"As I speak, the sound of tank shells is exploding everywhere around the hospital. All the other hospitals in Gaza have collapsed. There's only a handful of doctors and nurses left at Al-Shifa, with the most critically wounded," Dr Ghassan Abu-Sittah, British Palestinian Surgeon from Al-Ahli Hospital, the only 'functioning' hospital in Gaza City, told media organisations in a voice note on Sunday, 12 November.
This was hours after Al-Shifa Hospital, the largest hospital in Gaza, became the focal point of intense fighting between Israeli troops and Hamas militants on 11 November – even as hundreds of children, including several babies, continued to remain trapped inside.
The hospital has buried at least 179 people, including babies, in a "mass grave" inside its compound, Al-Shifa Hospital Chief Mohammad Abu Salmiyah told the media on Tuesday, 14 November.
“Around the hospital, there are dead bodies which cannot be taken care of or not even be buried or taken away to any sort of morgue. The hospital is not working at all any more as it should. It’s nearly a cemetery,” World Health Organization (WHO) spokesperson Christian Lindmeier said.
'The Situation is Inhuman': MSF Surgeon in Al-Shifa
In a statement, a Médecins Sans Frontières (MSF) surgeon, who is working inside the Al-Shifa Hospital said that the medical team has agreed to leave the hospital only if patients are evacuated first. According to the doctor, there are at least 600 in-patients and 37 babies receiving treatment.
“We don’t have electricity. There’s no water in the hospital. There’s no food. People will die in a few hours without functioning ventilators. In front of the main gate, there are many bodies, there are also injured patients, we can’t bring them inside. When we sent the ambulance to bring the patients, a few metres away, they attacked the ambulance. There are injured people around the hospital, they are looking for medical care, we can’t bring them inside," the surgeon said, according to MSF South Asia's X (formerly Twitter) handle.

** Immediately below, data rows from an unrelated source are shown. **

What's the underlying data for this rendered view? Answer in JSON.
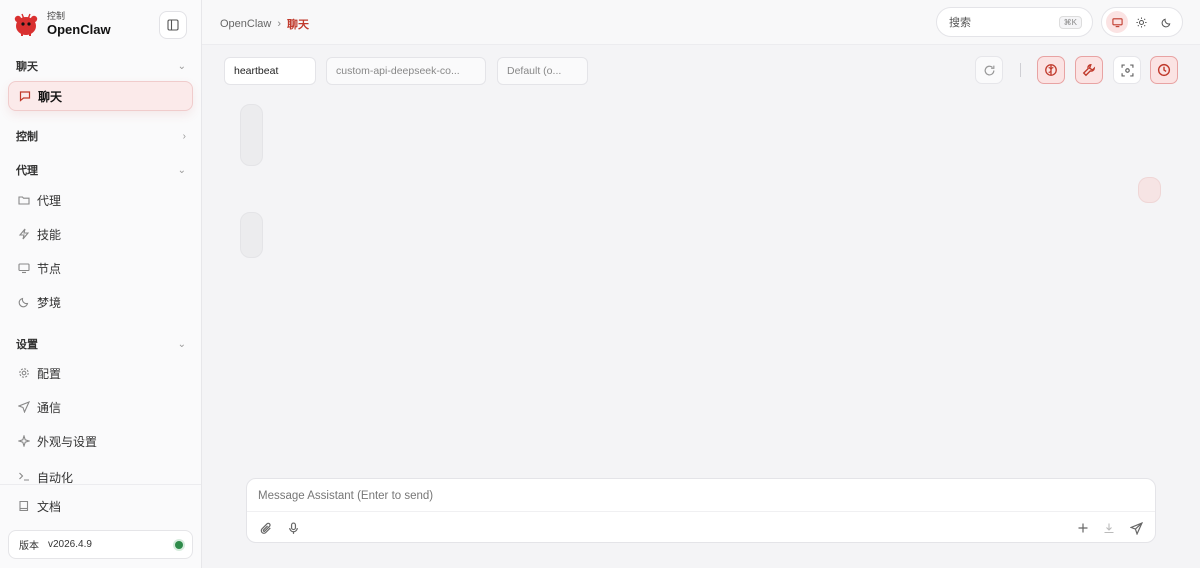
{
  "brand": {
    "subtitle": "控制",
    "name": "OpenClaw"
  },
  "sidebar": {
    "sections": [
      {
        "label": "聊天",
        "chevron": "⌄"
      },
      {
        "label": "控制",
        "chevron": "›"
      },
      {
        "label": "代理",
        "chevron": "⌄"
      },
      {
        "label": "设置",
        "chevron": "⌄"
      }
    ],
    "items": [
      {
        "label": "聊天",
        "icon": "chat-bubble-icon",
        "active": true
      },
      {
        "label": "代理",
        "icon": "folder-icon"
      },
      {
        "label": "技能",
        "icon": "lightning-icon"
      },
      {
        "label": "节点",
        "icon": "monitor-icon"
      },
      {
        "label": "梦境",
        "icon": "moon-icon"
      },
      {
        "label": "配置",
        "icon": "gear-icon"
      },
      {
        "label": "通信",
        "icon": "send-icon"
      },
      {
        "label": "外观与设置",
        "icon": "sparkle-icon"
      },
      {
        "label": "自动化",
        "icon": "terminal-icon"
      },
      {
        "label": "文档",
        "icon": "book-icon"
      }
    ],
    "version": {
      "label": "版本",
      "value": "v2026.4.9",
      "status_color": "#2e8b4a"
    }
  },
  "header": {
    "breadcrumb": {
      "root": "OpenClaw",
      "separator": "›",
      "current": "聊天"
    },
    "search": {
      "placeholder": "搜索",
      "shortcut": "⌘K"
    },
    "theme": {
      "selected": "system"
    }
  },
  "toolbar": {
    "session": "heartbeat",
    "model": "custom-api-deepseek-co...",
    "thinking": "Default (o..."
  },
  "composer": {
    "placeholder": "Message Assistant (Enter to send)"
  },
  "colors": {
    "accent": "#c0392b",
    "accent_bg": "#fbe3e3"
  }
}
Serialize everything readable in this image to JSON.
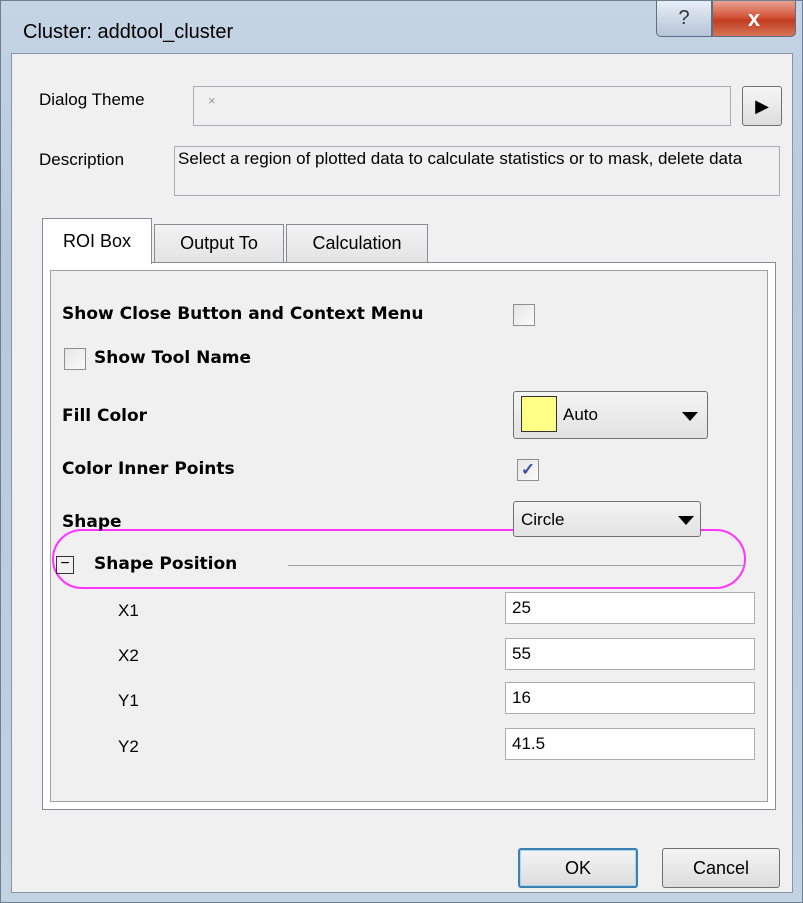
{
  "window": {
    "title": "Cluster: addtool_cluster",
    "help_glyph": "?",
    "close_glyph": "x"
  },
  "dialog_theme": {
    "label": "Dialog Theme",
    "value": "×",
    "arrow_glyph": "▶"
  },
  "description": {
    "label": "Description",
    "text": "Select a region of plotted data to calculate statistics or to mask, delete data"
  },
  "tabs": [
    {
      "label": "ROI Box",
      "active": true
    },
    {
      "label": "Output To",
      "active": false
    },
    {
      "label": "Calculation",
      "active": false
    }
  ],
  "roi_box": {
    "show_close_button_label": "Show Close Button and Context Menu",
    "show_close_button_checked": false,
    "show_tool_name_label": "Show Tool Name",
    "show_tool_name_checked": false,
    "fill_color_label": "Fill Color",
    "fill_color_value": "Auto",
    "fill_color_swatch": "#ffff88",
    "color_inner_points_label": "Color Inner Points",
    "color_inner_points_checked": true,
    "check_glyph": "✓",
    "shape_label": "Shape",
    "shape_value": "Circle",
    "shape_position_label": "Shape Position",
    "collapse_glyph": "−",
    "highlight_color": "#ff33ff",
    "positions": [
      {
        "label": "X1",
        "value": "25"
      },
      {
        "label": "X2",
        "value": "55"
      },
      {
        "label": "Y1",
        "value": "16"
      },
      {
        "label": "Y2",
        "value": "41.5"
      }
    ]
  },
  "buttons": {
    "ok": "OK",
    "cancel": "Cancel"
  }
}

"The situation is very bad, it is inhuman. It’s a closed area, no one knows about us. We don’t have an internet connection, you managed to call me now, maybe you’ll try 10 times before you can reach me again," the surgeon added.
'Will Evacuate Hospital Only After Patients Are Safely Evacuated'
The WHO, in a post on X, said that there are at least 200 healthcare workers and about 1,500 "internally displaced people" seeking shelter inside the hospital.
"We need a guarantee that there is a safe corridor because we saw some people trying to leave Al-Shifa, they killed them, they bombed them, and the sniper killed them. Inside the Al-Shifa hospital, there are injured patients and medical teams. If they give us guarantees and evacuate the patients first, we will evacuate,” the MSF surgeon further added.
Why Are Israeli Troops Targeting Al-Shifa?
According to Israel's claims, the militant group Hamas has built its headquarters in the bunkers and tunnels of the hospitals in Gaza. The group has used patients and medical staff as 'human shields', the Israeli government has claimed.
“The United States does not want to see firefights in hospitals where innocent people, patients receiving medical care are caught in the crossfire and we’ve had active consultations with the Israeli Defence Forces on this," White House National Security Adviser Jake Sullivan told CBS News in an interview.
Al-Shifa Hospital, the largest medical complex and central hospital in the Gaza Strip, turned into a refugee camp and a bomb shelter, with severely injured people huddled all over in the hope that they live to see another day, a doctor told FIT a month earlier.
Just four hours after FIT spoke to doctors at Al-Shifa Hospital on 11 October, Gaza turned completely dark – with the sole power station in the Gaza Strip running out of fuel. While the authorities had said that the fuel would last for about 12 hours, earlier in the day, the power station lost its ability to function sooner than expected.
"Every five minutes people are walking into the hospitals. If I could send you photos, you'll see that there are patients everywhere. Sitting in the lawns, in the corridors, on staircases. We have patients everywhere. We are already unable to get people to the operating theatre because there's no electricity. There is constant bombing. If you save one life, there are 10 other incoming patients. We don't know what to do," a doctor, who did not want to be named, had explained to FIT.
According to the Health Ministry's statement, in Hamas-run Gaza, the attacks have killed over 11,000 people, most of whom are civilians and at least 40 percent of whom were children.